> Bean straddles a Butler-ian understanding of performativity and a Zoomer drive for authenticity— making content from their IRL persona, refusing to reveal their ‘real’ age to interviewers— in keeping with Cohen’s notion of the monster as ‘an alter ego, [an] alluring projection of (an Other) self.’ Like their riot grrrl and Gurlesque predecessors, Bean offends elitist conceptions of artistic labor, this time #online. Self-publication, instapoetry, memes/imagetext, curated persona… all of these constitute an absurdist ‘e-punk’ rejection of established, vertically oriented, pay-to-enter art platforms. A comment on one of Jazmine Bean’s posts accuses them of ‘smashing random samples together’ which is ‘not music, just like how throwing up on a canvas should not be considered art.’ The comment describes Bean’s account as ‘putting shit on [their] face and pretending its edgy,’ a rewording of Daniel Tiffany’s facetious description of kitsch as a ‘Luciferan swerve from cosmos to cosmetics.’

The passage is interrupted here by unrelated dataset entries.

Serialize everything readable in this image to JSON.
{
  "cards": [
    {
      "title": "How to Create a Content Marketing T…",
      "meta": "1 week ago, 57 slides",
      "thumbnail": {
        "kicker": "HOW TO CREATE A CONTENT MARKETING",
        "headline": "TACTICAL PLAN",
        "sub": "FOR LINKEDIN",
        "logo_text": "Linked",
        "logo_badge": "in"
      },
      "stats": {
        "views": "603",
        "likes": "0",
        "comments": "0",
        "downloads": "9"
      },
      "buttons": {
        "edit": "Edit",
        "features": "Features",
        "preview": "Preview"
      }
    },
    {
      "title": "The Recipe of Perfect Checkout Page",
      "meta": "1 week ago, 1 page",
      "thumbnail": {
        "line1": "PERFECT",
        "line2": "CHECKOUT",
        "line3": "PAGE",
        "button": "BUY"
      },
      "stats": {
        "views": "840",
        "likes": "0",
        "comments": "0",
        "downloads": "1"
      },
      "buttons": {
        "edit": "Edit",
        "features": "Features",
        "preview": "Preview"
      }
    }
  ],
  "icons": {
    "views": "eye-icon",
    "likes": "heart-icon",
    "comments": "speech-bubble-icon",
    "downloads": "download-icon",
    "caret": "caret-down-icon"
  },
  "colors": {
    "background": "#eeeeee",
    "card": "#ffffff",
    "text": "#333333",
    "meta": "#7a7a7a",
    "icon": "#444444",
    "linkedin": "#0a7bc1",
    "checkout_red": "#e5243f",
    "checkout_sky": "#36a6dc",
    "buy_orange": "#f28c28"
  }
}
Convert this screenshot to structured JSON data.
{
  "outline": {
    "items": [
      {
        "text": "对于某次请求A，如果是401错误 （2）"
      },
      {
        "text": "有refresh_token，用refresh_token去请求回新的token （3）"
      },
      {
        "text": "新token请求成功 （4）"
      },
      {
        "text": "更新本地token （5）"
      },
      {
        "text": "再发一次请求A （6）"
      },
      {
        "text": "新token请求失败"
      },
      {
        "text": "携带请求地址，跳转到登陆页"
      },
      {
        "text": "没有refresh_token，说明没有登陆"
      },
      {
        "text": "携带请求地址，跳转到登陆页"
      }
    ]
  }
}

> These critiques on Bean’s process reflect a discourse on punk as old as the art and music ‘industry’ itself, yet internet platforms provide an even more direct channel than anti-establishment mediums of old (cobbled together zines, analog collage, underground scream shows, etc). Dick Hebdige on punk, from Subculture: The Meaning of Style: ‘the definitive statement of punk’s do-it-yourself philosophy… “here’s one chord, here’s two more, now form your own band.:”’ This do-it-yourself philosophy is a grave insult to the aspirational bourgeois conception of art-as-canon and artist-as-career-genius. If the labour that goes into Jazmin Bean’s Instagram is art, what next? What about ‘serious’ artists🥺? Again the monster reveals a cultural crisis, the added horror of the post-internet artistic platform. Re: Cohen, the monster is a double narrative composed of 1) how the monster came to be and 2) their cultural use. In other words, the monster demarcates ‘the bonds that hold together that system of relations we call culture.’ If hegemony’s darling is a masterpiece years in the making, the monstrous artifact is an ambiguous genderless child (?), editing their selfies and ‘putting shit on [their] face,’ posting their work for free onto their Instagram account.
Text: Audrey Lindemann